Every true believer is an adopted child of God and a co-heir with Jesus Christ!  Just as children depend on their parents for provision, protection, love, etc., every believer has that relationship with God the Father.  The Aramaic term “Abba” is a term used by children that signifies a close intimate relationship with their fathers. The English equivalent is “daddy”.  With this familial reality comes a grand future promise.  That promise is that we are co-heirs with Christ. Not only are believers promised salvation, but eternal life and we will rule (to some measure) the New Heavens and New Earth with Jesus (Lk. 22:30; 2 Tim. 2:12; Rev. 3:21). This will be the ultimate fulfillment of man’s original calling to rule and have dominion over the earth and its non-human inhabitants (Genesis 1:26-28).

Salvation in Christ not only restores our relationship with God and people, but also our roles over creation.

Identity as Slaves

The last issue of identity that I want to address pertains to our relationship with sin.  In Romans 6, Paul makes the argument that when we come to Christ through repentance and faith, our fundamental relationship to sin has changed.  Before being regenerated or being born again, sin was our master. We couldn’t not sin. It was inherent to our fallen state. However, after being born again by the Spirit, sin is no longer our master, Christ is. Paul says in 6:22, “But now that you have been set free from sin have become slaves of God, the fruit you get leads to sanctification and its end, eternal life.”

slavechain

It is important to say that our battle with sin will always remain while we are here on this earth, but it is not our master any longer. We are no longer to be slaves to sin. One of the provisions the Holy Spirit provides is the power to not give into sin and the power and desire to obey God’s word.

The Implications of Our New Identity

The implications of these truths are significant and many.  I will only briefly examine a few based on what was stated above.  

First, we need to understand that because of Christ, we are accepted by God as His children and co-heirs with Christ. We have an eternal reward and eternal commission to look forward to!  We are a people of hope who are to set our desires on the world to come, not this world which is passing away.
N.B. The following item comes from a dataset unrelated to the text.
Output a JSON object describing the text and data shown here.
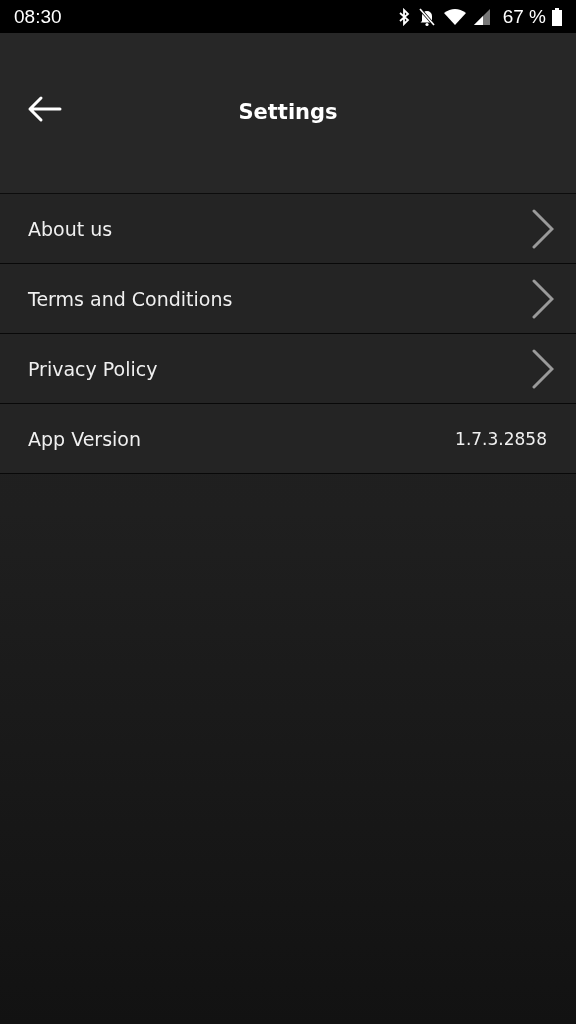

Secondly, we need to understand that what fundamentally marks us is not our ethnicities, our genders, our educational backgrounds, nor where we live. Our fundamental identity is “Christian” over and above these other providentially given and governed aspects of our lives.  We are God’s covenant community from every tribe, language, people and nation (Rev. 5:9; 7:9) called to proclaim His excellencies (1 Pet. 2:9).  Therefore, racism, ethnocentrism, sexism, classism, etc. should not be named among us. We are first to be known by our obedience to Christ and must part with societal and cultural ways that contradicts God’s standards for His people. 

Thirdly, as God’s covenant community, every Christian is family – spiritual family. There is a familial aspect of our identity that is designed to display the wisdom of God (Eph. 3:8-11), our unity in Christ and love for one another.  To display these things means that we need to be regularly meeting together for worship (Heb. 10:25) and doing life together as visible expressions and proof of our new identity (John 13:34-35; 1 John 3:14; 4:7-21).  

Lastly, since sin is not our master, and Christ is, we are to live holy lives by the power of the Holy Spirit. Colossians 3 is just one of many places that describes what holiness looks like.  In Colossians 3:5-11, Paul highlights a general list of sins that we are called to repent of and not be characterized by. Then in Colossians 3:12-17, he lists attributes that should mark every believer.  Galatians 5:16-26 offers us a similar perspective on how we should live based on our new identity in Christ.

May the Lord cause us to reflect on these truths and live out our identities by faith by the power of the Holy Spirit!

Grace & Peace,

d.